So lean innovation actually combines this three-horizon model with what we know as lean startups. It basically says, let’s use the horizon words, but actually talk about it in context of what’s called the business model. And so in Horizon One, these are activities that we now define that support your existing business model.
It’s your core business but here we’re executing a known business model that is we know who our customers are, what features they want, who our competitors are, pricing channels, supply chain etc. this uses all the existing capabilities and has low risk in getting the next product out the door.
And management in this horizon works by building repeatable and scalable processes, procedures, incentives and KPI’s to execute and measure the business model.
Innovation and improvements occurs in Horizon One, historically on processes, procedures, and costs. Now, Horizon Two in the lean innovation model, instead of executing a business model, extends a core business model. Here, the company looks for new opportunities in an existing business model. Maybe let’s take the same product and put it in a different channel, or that use the same technology but go after a new customer segment. Or, sell existing customers new products, that is you have a series of knowns but let’s try some variables on the business model.
So, Horizon Two uses mostly existing capabilities but has moderate risk in getting those out the door. And management of Horizon Two is a little different. It’s not only KPI’s and processes and procedures, you’re kind of using pattern recognition and experimentation inside the current business model.
But Horizon Three, is where companies put their crazy entrepreneurs. These are all the people that you almost want to strangle or fire, but trying to keep in mind that outside of your company they’d probably be the CEO of a startup.
These innovators want to create new and potentially disruptive business models. Here, the company’s essentially incubating a startup. And they’re doing this with speed and urgency to find a new, repeatable, and scalable business model.
Now, our experience in going all the way back to when IBM set up their first PC group says, Horizon Three groups need to be physically separate from operating divisions in a corporate incubator, or in their own facility. And more importantly, they need to have their own very separate plans, procedures, processes that are different from those in Horizon One.

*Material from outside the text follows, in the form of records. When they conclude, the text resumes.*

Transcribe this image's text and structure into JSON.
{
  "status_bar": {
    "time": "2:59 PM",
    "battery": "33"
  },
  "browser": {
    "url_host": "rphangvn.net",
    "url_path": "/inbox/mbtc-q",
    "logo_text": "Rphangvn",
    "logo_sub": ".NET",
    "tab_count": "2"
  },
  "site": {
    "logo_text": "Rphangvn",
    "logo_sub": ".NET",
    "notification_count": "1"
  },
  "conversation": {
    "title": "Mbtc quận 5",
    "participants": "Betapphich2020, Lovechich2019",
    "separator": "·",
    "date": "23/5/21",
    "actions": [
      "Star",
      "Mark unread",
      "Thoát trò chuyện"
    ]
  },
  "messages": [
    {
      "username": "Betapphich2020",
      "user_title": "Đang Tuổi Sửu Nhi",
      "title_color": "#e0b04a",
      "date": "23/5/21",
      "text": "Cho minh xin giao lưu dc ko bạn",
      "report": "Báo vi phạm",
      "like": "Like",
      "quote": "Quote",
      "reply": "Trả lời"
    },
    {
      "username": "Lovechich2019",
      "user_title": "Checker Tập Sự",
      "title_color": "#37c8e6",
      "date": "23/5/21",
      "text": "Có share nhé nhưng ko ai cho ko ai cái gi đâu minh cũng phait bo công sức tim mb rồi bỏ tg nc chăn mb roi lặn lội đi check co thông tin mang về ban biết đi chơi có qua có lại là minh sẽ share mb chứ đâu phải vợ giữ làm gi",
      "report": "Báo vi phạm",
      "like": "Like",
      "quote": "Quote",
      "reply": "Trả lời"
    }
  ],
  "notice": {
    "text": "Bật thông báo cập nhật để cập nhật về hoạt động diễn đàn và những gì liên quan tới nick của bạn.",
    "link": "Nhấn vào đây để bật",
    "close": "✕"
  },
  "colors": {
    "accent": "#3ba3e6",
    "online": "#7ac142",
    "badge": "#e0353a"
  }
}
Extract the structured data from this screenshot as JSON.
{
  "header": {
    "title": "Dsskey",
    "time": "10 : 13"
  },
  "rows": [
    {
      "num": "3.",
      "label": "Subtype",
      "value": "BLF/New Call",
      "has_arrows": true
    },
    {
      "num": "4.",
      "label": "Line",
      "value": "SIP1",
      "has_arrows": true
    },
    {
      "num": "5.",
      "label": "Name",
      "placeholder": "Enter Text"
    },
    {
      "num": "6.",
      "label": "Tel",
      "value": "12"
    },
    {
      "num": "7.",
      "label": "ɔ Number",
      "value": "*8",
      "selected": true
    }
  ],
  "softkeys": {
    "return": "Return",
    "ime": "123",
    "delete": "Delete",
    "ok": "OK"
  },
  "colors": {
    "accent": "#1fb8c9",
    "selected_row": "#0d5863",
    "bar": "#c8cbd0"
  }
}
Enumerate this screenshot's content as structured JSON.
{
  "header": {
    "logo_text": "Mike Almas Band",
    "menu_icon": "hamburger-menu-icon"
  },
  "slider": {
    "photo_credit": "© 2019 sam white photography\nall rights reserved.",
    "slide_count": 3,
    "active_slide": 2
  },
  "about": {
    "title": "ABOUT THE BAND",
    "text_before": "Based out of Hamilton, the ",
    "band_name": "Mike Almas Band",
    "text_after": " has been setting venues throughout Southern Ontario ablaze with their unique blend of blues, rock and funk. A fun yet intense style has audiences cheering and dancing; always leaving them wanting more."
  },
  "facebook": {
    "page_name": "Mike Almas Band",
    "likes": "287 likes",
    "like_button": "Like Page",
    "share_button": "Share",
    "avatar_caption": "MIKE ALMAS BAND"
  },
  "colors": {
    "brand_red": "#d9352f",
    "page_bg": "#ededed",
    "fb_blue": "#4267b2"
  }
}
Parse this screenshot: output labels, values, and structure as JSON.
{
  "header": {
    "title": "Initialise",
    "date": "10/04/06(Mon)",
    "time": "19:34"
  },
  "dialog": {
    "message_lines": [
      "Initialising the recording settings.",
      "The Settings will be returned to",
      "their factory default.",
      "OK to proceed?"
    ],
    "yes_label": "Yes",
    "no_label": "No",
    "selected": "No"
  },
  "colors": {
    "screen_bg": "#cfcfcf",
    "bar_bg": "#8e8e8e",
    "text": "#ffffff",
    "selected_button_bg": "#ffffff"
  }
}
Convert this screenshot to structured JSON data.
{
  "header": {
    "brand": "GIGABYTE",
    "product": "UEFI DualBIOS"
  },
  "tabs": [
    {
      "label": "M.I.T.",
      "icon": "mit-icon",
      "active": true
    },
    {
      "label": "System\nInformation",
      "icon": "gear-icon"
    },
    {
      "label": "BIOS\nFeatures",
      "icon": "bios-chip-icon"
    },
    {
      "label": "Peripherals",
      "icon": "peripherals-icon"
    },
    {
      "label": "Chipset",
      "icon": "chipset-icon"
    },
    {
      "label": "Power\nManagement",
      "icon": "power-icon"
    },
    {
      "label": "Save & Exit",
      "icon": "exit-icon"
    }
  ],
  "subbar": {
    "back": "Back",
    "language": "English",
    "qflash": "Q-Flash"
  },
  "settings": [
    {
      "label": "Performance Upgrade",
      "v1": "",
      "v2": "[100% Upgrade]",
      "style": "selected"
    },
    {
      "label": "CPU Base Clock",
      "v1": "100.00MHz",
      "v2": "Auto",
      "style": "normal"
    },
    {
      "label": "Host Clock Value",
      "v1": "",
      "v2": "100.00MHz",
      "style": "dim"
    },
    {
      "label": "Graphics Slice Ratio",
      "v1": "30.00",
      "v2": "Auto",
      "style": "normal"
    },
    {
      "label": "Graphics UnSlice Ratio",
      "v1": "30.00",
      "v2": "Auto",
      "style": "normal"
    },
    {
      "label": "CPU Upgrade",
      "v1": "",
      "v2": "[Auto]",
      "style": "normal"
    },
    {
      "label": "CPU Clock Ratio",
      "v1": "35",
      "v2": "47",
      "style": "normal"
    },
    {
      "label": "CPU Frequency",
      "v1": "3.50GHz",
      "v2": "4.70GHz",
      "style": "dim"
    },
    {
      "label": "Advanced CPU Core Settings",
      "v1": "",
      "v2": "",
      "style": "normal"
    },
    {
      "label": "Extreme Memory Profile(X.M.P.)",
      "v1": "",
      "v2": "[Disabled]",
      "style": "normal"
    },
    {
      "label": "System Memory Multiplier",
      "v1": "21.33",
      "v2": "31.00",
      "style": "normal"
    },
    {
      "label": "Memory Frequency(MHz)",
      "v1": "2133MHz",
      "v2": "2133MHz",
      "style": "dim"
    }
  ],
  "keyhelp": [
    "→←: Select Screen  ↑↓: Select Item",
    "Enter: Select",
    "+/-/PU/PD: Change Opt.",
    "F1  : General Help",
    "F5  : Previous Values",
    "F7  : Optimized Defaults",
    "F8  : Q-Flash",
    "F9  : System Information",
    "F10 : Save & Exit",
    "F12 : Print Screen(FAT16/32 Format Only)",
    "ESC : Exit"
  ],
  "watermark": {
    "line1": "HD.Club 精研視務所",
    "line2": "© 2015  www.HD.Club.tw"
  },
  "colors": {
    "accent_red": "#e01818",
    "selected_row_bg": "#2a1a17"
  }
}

Published Date: Jul 27, 2015
Author: Michael Krigsman
Episode ID: 217